“In the late ninth century. Puente de Órbigo, the multi-arched Gothic bridge that’s one of the most important of the camino, was built-in the thirteenth century, and though it has been destroyed by floods many times since, its appearance remains resolutely mediaeval.
The most famous episode in the bridge’s history is the quest of the lovelorn Don Suero de Quiñones. In 1434, rejected by his lady-love, Suero put an iron collar around his neck as a sign that he was still shackled to her. He vowed to keep the collar on until he had broken 300 lances in fights on the bridge with the best knights in Europe.
Many knights rose to the challenge, and Suero and his friends were kept busy fight- ing them off. The tournament took place during a Holy Year and began a couple of weeks before the Día de Santiago on July 25, the peak time of year for pilgrim traf- fic. Suero successfully defended the bridge against all-comers and eventually reached his 300-lance target.Taking off his iron collar, Suero journeyed to Santiago with his lady’s jewelled bracelet; it now encircles the neck of the statue of Santiago in the cathedral. It’s said that Suero’s story may have inspired Cervantes’ Don Quixote.
The jousting tournament is recreated next to the bridge at the beginning of June each year.”
the Photoblog Creative Photo Challenge this week is “words” The photo must to contain at least one word for the challenge, so I went digging through the archives and found this from my trip to Yuma a couple of years ago. I noticed the dark foreboding sky and took it as a sign of my luck at the card table. Really I am not much of a gambler, I usually go and watch others loose their money.
You can see other creative “word” photos at the Photoblog Challenge website.
English Bay, Vancouver BC, a great place to watch the sunset. Of course there is so much more to do on or near the beach in downtown Vancouver. Besides the ususal beach activities, like swimming and sunbathing, the seawall runs all the way around English Bay from Stanley Park to False Creek and is used by runners, walkers, cyclists, and rollerblading for recreation and commuting. Not far off the beach, great restaurants, shopping, art and people watching.
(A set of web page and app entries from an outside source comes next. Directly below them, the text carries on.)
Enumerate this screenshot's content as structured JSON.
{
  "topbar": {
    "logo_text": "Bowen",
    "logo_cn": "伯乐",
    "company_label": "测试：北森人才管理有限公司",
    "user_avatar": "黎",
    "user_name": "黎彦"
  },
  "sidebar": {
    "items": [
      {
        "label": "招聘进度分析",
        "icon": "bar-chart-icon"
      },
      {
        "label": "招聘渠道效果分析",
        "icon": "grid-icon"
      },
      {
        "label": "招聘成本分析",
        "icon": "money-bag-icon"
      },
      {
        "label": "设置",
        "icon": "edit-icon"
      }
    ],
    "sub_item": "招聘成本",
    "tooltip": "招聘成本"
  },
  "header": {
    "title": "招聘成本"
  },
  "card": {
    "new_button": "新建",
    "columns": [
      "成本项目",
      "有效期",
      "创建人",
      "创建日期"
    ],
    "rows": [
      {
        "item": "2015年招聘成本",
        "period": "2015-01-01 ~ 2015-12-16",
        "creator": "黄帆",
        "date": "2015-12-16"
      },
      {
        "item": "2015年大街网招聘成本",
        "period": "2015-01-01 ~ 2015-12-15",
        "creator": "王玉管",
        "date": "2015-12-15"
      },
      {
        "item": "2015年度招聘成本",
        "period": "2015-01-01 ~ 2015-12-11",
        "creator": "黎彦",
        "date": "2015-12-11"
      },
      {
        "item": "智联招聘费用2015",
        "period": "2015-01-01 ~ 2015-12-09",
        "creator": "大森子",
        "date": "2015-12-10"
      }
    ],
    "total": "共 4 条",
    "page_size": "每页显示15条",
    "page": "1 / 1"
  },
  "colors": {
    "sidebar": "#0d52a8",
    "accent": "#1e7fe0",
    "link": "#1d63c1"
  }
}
- Vancouver, B.C., has idyllic and easy urban biking for all ages (seattletimes.nwsource.com)
- Stanley Park, Vancouver, Canada. (whatjothinks.wordpress.com)